[Interface dataset entries]
-=-=-

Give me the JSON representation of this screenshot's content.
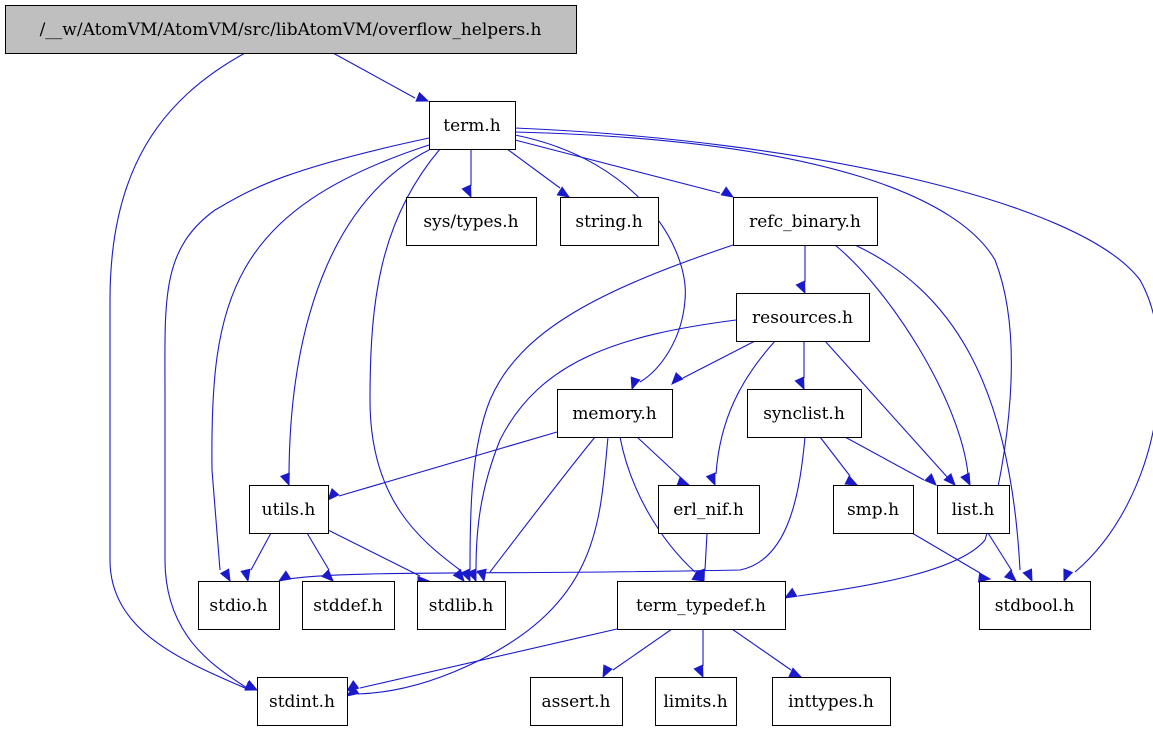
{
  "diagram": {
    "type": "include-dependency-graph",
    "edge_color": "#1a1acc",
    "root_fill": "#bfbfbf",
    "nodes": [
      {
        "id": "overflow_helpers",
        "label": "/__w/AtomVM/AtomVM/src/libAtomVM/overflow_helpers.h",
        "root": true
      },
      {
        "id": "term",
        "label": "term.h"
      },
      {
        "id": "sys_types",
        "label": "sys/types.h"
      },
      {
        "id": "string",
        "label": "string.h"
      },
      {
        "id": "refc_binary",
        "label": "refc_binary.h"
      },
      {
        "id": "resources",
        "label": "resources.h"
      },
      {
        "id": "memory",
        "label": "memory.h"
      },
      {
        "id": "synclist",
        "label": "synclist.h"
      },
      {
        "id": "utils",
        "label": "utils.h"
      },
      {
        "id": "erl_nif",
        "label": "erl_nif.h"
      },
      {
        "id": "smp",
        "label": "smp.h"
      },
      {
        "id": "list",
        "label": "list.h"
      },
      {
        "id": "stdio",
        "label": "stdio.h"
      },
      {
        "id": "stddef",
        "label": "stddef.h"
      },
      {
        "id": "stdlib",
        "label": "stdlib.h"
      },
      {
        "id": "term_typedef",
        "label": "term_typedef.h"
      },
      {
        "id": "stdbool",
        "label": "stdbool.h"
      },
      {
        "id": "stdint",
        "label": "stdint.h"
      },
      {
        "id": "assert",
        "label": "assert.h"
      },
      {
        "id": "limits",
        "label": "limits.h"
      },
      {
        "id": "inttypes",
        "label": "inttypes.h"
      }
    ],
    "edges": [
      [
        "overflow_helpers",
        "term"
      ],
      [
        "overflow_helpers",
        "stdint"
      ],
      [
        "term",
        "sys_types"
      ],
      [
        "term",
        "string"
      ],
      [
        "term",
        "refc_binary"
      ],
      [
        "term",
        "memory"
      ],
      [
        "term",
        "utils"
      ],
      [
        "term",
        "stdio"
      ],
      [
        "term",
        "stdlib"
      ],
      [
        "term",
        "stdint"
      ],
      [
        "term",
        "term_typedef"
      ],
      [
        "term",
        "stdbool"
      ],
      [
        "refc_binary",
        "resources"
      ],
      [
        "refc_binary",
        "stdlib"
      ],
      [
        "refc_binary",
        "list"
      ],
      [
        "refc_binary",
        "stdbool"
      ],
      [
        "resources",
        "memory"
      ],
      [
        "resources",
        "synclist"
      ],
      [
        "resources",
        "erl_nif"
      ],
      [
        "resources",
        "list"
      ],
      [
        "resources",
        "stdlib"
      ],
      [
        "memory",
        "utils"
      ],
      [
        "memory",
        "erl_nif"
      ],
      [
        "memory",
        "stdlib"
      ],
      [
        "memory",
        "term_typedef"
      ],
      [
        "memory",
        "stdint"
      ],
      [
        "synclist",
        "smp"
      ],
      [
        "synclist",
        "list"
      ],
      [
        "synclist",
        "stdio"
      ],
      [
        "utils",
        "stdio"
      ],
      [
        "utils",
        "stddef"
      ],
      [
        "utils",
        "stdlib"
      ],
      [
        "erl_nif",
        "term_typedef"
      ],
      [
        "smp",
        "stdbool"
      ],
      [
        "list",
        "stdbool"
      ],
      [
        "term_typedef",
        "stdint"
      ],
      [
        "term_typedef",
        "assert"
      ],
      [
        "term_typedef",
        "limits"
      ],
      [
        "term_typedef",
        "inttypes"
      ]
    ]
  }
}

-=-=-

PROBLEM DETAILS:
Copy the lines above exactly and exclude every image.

COMPLETED TASK:
Give me the JSON representation of this screenshot's content.
{
  "diagram": {
    "type": "include-dependency-graph",
    "edge_color": "#1a1acc",
    "root_fill": "#bfbfbf",
    "nodes": [
      {
        "id": "overflow_helpers",
        "label": "/__w/AtomVM/AtomVM/src/libAtomVM/overflow_helpers.h",
        "root": true
      },
      {
        "id": "term",
        "label": "term.h"
      },
      {
        "id": "sys_types",
        "label": "sys/types.h"
      },
      {
        "id": "string",
        "label": "string.h"
      },
      {
        "id": "refc_binary",
        "label": "refc_binary.h"
      },
      {
        "id": "resources",
        "label": "resources.h"
      },
      {
        "id": "memory",
        "label": "memory.h"
      },
      {
        "id": "synclist",
        "label": "synclist.h"
      },
      {
        "id": "utils",
        "label": "utils.h"
      },
      {
        "id": "erl_nif",
        "label": "erl_nif.h"
      },
      {
        "id": "smp",
        "label": "smp.h"
      },
      {
        "id": "list",
        "label": "list.h"
      },
      {
        "id": "stdio",
        "label": "stdio.h"
      },
      {
        "id": "stddef",
        "label": "stddef.h"
      },
      {
        "id": "stdlib",
        "label": "stdlib.h"
      },
      {
        "id": "term_typedef",
        "label": "term_typedef.h"
      },
      {
        "id": "stdbool",
        "label": "stdbool.h"
      },
      {
        "id": "stdint",
        "label": "stdint.h"
      },
      {
        "id": "assert",
        "label": "assert.h"
      },
      {
        "id": "limits",
        "label": "limits.h"
      },
      {
        "id": "inttypes",
        "label": "inttypes.h"
      }
    ],
    "edges": [
      [
        "overflow_helpers",
        "term"
      ],
      [
        "overflow_helpers",
        "stdint"
      ],
      [
        "term",
        "sys_types"
      ],
      [
        "term",
        "string"
      ],
      [
        "term",
        "refc_binary"
      ],
      [
        "term",
        "memory"
      ],
      [
        "term",
        "utils"
      ],
      [
        "term",
        "stdio"
      ],
      [
        "term",
        "stdlib"
      ],
      [
        "term",
        "stdint"
      ],
      [
        "term",
        "term_typedef"
      ],
      [
        "term",
        "stdbool"
      ],
      [
        "refc_binary",
        "resources"
      ],
      [
        "refc_binary",
        "stdlib"
      ],
      [
        "refc_binary",
        "list"
      ],
      [
        "refc_binary",
        "stdbool"
      ],
      [
        "resources",
        "memory"
      ],
      [
        "resources",
        "synclist"
      ],
      [
        "resources",
        "erl_nif"
      ],
      [
        "resources",
        "list"
      ],
      [
        "resources",
        "stdlib"
      ],
      [
        "memory",
        "utils"
      ],
      [
        "memory",
        "erl_nif"
      ],
      [
        "memory",
        "stdlib"
      ],
      [
        "memory",
        "term_typedef"
      ],
      [
        "memory",
        "stdint"
      ],
      [
        "synclist",
        "smp"
      ],
      [
        "synclist",
        "list"
      ],
      [
        "synclist",
        "stdio"
      ],
      [
        "utils",
        "stdio"
      ],
      [
        "utils",
        "stddef"
      ],
      [
        "utils",
        "stdlib"
      ],
      [
        "erl_nif",
        "term_typedef"
      ],
      [
        "smp",
        "stdbool"
      ],
      [
        "list",
        "stdbool"
      ],
      [
        "term_typedef",
        "stdint"
      ],
      [
        "term_typedef",
        "assert"
      ],
      [
        "term_typedef",
        "limits"
      ],
      [
        "term_typedef",
        "inttypes"
      ]
    ]
  }
}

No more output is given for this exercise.